Data about app and page elements
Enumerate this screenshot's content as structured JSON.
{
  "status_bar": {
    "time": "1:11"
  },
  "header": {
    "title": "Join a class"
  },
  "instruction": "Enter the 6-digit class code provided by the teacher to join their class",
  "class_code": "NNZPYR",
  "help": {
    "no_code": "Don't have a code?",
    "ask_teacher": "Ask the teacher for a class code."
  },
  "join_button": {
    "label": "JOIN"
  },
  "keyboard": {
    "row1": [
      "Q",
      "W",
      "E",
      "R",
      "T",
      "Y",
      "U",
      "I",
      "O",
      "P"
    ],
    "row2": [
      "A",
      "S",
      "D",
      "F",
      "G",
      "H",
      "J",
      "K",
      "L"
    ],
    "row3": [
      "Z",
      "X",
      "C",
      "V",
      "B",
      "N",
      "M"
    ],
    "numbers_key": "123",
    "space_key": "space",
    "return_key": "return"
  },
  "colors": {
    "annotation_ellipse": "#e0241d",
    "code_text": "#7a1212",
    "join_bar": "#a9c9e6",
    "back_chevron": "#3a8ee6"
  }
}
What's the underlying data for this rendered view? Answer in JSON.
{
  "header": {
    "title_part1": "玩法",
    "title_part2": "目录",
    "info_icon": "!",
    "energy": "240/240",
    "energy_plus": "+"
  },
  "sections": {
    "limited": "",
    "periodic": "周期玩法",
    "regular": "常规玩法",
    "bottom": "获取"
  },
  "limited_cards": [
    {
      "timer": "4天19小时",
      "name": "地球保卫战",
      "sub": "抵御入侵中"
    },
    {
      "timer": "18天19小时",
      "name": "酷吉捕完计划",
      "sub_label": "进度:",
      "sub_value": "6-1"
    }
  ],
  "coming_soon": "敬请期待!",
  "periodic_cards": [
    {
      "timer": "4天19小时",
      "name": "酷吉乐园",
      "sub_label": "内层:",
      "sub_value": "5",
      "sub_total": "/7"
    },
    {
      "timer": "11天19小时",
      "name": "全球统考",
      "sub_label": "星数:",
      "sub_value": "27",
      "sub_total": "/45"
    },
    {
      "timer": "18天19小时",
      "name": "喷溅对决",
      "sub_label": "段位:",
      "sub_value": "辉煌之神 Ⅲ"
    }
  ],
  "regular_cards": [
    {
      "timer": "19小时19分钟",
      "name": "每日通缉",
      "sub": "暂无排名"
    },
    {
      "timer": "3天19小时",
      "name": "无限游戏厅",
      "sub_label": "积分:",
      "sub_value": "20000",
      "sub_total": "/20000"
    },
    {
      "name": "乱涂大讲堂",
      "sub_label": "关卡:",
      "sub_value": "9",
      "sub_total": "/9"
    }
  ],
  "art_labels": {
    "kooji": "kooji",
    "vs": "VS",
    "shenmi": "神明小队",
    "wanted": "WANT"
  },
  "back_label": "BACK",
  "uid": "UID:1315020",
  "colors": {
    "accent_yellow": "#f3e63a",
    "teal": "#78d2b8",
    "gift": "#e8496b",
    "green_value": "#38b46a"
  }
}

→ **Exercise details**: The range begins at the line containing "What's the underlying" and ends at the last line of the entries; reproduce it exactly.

→ **Answer**:
What's the underlying data for this rendered view? Answer in JSON.
{
  "header": {
    "title_part1": "玩法",
    "title_part2": "目录",
    "info_icon": "!",
    "energy": "240/240",
    "energy_plus": "+"
  },
  "sections": {
    "limited": "",
    "periodic": "周期玩法",
    "regular": "常规玩法",
    "bottom": "获取"
  },
  "limited_cards": [
    {
      "timer": "4天19小时",
      "name": "地球保卫战",
      "sub": "抵御入侵中"
    },
    {
      "timer": "18天19小时",
      "name": "酷吉捕完计划",
      "sub_label": "进度:",
      "sub_value": "6-1"
    }
  ],
  "coming_soon": "敬请期待!",
  "periodic_cards": [
    {
      "timer": "4天19小时",
      "name": "酷吉乐园",
      "sub_label": "内层:",
      "sub_value": "5",
      "sub_total": "/7"
    },
    {
      "timer": "11天19小时",
      "name": "全球统考",
      "sub_label": "星数:",
      "sub_value": "27",
      "sub_total": "/45"
    },
    {
      "timer": "18天19小时",
      "name": "喷溅对决",
      "sub_label": "段位:",
      "sub_value": "辉煌之神 Ⅲ"
    }
  ],
  "regular_cards": [
    {
      "timer": "19小时19分钟",
      "name": "每日通缉",
      "sub": "暂无排名"
    },
    {
      "timer": "3天19小时",
      "name": "无限游戏厅",
      "sub_label": "积分:",
      "sub_value": "20000",
      "sub_total": "/20000"
    },
    {
      "name": "乱涂大讲堂",
      "sub_label": "关卡:",
      "sub_value": "9",
      "sub_total": "/9"
    }
  ],
  "art_labels": {
    "kooji": "kooji",
    "vs": "VS",
    "shenmi": "神明小队",
    "wanted": "WANT"
  },
  "back_label": "BACK",
  "uid": "UID:1315020",
  "colors": {
    "accent_yellow": "#f3e63a",
    "teal": "#78d2b8",
    "gift": "#e8496b",
    "green_value": "#38b46a"
  }
}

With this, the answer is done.